(Dataset entries)
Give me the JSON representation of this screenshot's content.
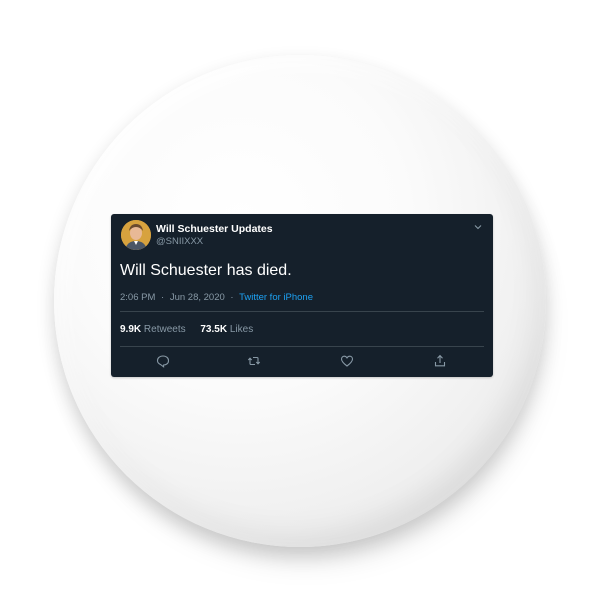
{
  "tweet": {
    "display_name": "Will Schuester Updates",
    "handle": "@SNIIXXX",
    "text": "Will Schuester has died.",
    "time": "2:06 PM",
    "date": "Jun 28, 2020",
    "separator": "·",
    "source": "Twitter for iPhone",
    "stats": {
      "retweets_count": "9.9K",
      "retweets_label": "Retweets",
      "likes_count": "73.5K",
      "likes_label": "Likes"
    }
  },
  "icons": {
    "more": "chevron-down-icon",
    "reply": "reply-icon",
    "retweet": "retweet-icon",
    "like": "heart-icon",
    "share": "share-icon"
  },
  "colors": {
    "tweet_background": "#15202b",
    "secondary_text": "#8899a6",
    "link": "#1da1f2",
    "divider": "#38444d"
  }
}
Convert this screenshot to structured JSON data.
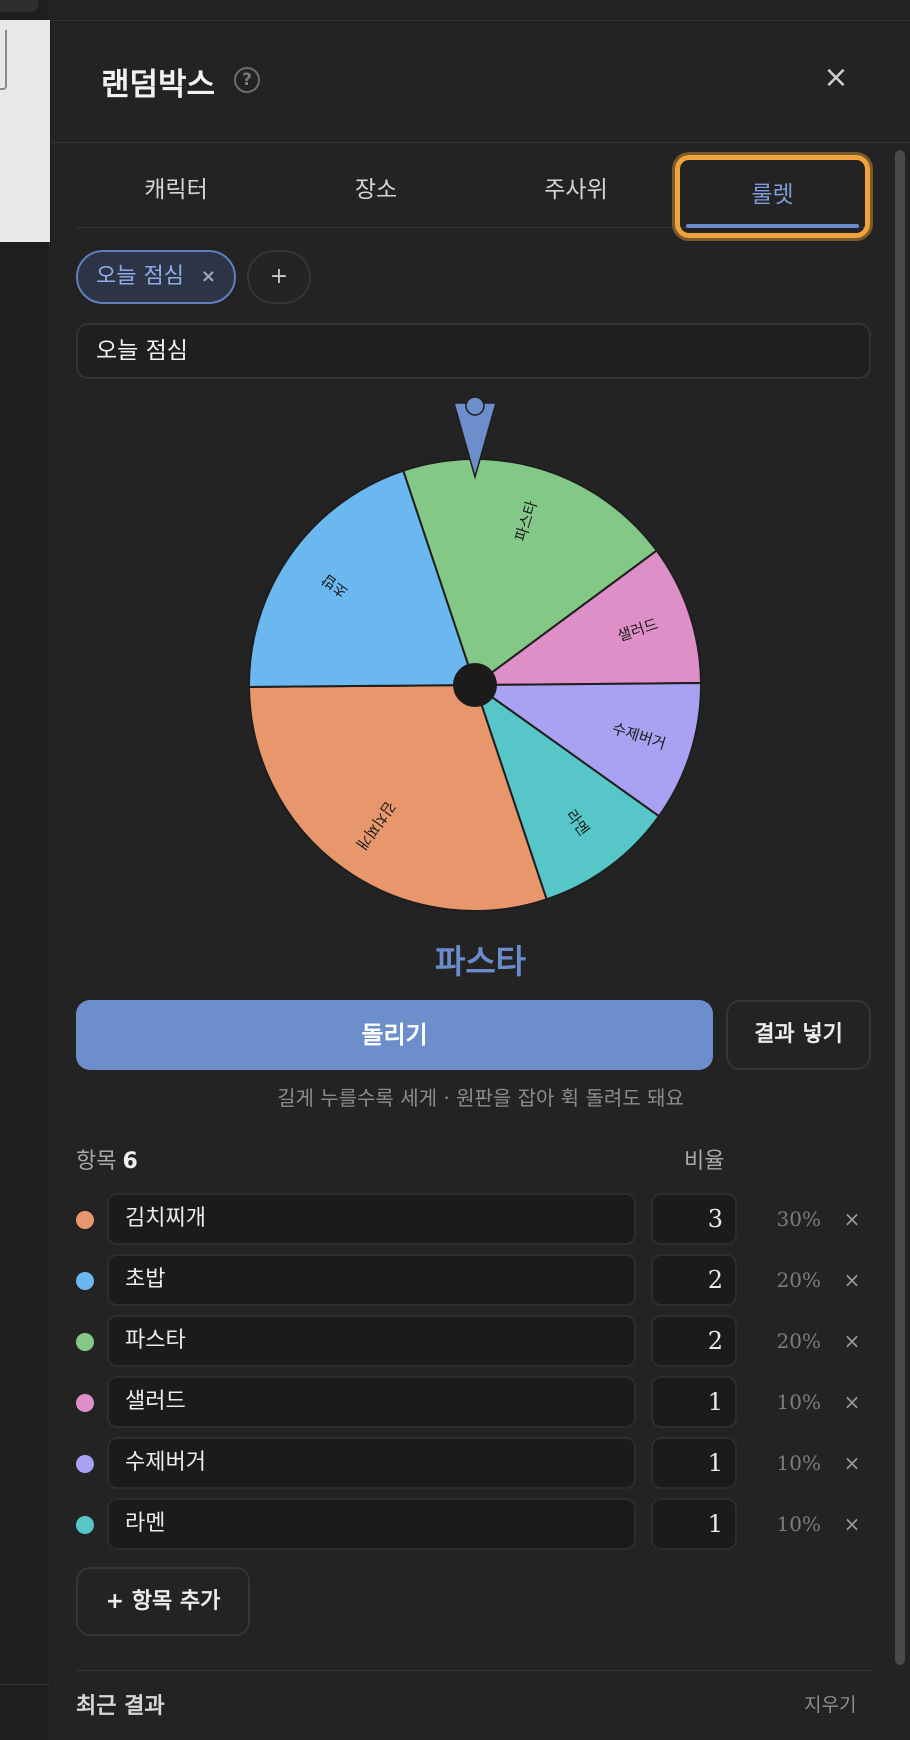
{
  "header": {
    "title": "랜덤박스",
    "help_icon": "question-circle-icon",
    "close_icon": "close-icon",
    "close_glyph": "×"
  },
  "tabs": [
    {
      "label": "캐릭터"
    },
    {
      "label": "장소"
    },
    {
      "label": "주사위"
    },
    {
      "label": "룰렛",
      "active": true
    }
  ],
  "chips": {
    "active_label": "오늘 점심",
    "remove_glyph": "×",
    "add_glyph": "+"
  },
  "roulette_name": {
    "value": "오늘 점심"
  },
  "wheel": {
    "pointer_color": "#6c8fcc",
    "hub_color": "#1b1b1b"
  },
  "result": {
    "text": "파스타"
  },
  "actions": {
    "spin_label": "돌리기",
    "insert_label": "결과 넣기"
  },
  "hint": "길게 누를수록 세게 · 원판을 잡아 휙 돌려도 돼요",
  "list": {
    "items_label": "항목",
    "count": "6",
    "ratio_label": "비율",
    "remove_glyph": "×",
    "items": [
      {
        "name": "김치찌개",
        "weight": "3",
        "percent": "30%",
        "color": "#e8976c"
      },
      {
        "name": "초밥",
        "weight": "2",
        "percent": "20%",
        "color": "#6bb8f0"
      },
      {
        "name": "파스타",
        "weight": "2",
        "percent": "20%",
        "color": "#84c888"
      },
      {
        "name": "샐러드",
        "weight": "1",
        "percent": "10%",
        "color": "#df8fc8"
      },
      {
        "name": "수제버거",
        "weight": "1",
        "percent": "10%",
        "color": "#a9a2f2"
      },
      {
        "name": "라멘",
        "weight": "1",
        "percent": "10%",
        "color": "#57c6c8"
      }
    ]
  },
  "add_item_label": "+ 항목 추가",
  "recent": {
    "title": "최근 결과",
    "clear_label": "지우기"
  }
}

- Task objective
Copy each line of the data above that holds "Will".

- Finished exercise
    "display_name": "Will Schuester Updates",
    "text": "Will Schuester has died.",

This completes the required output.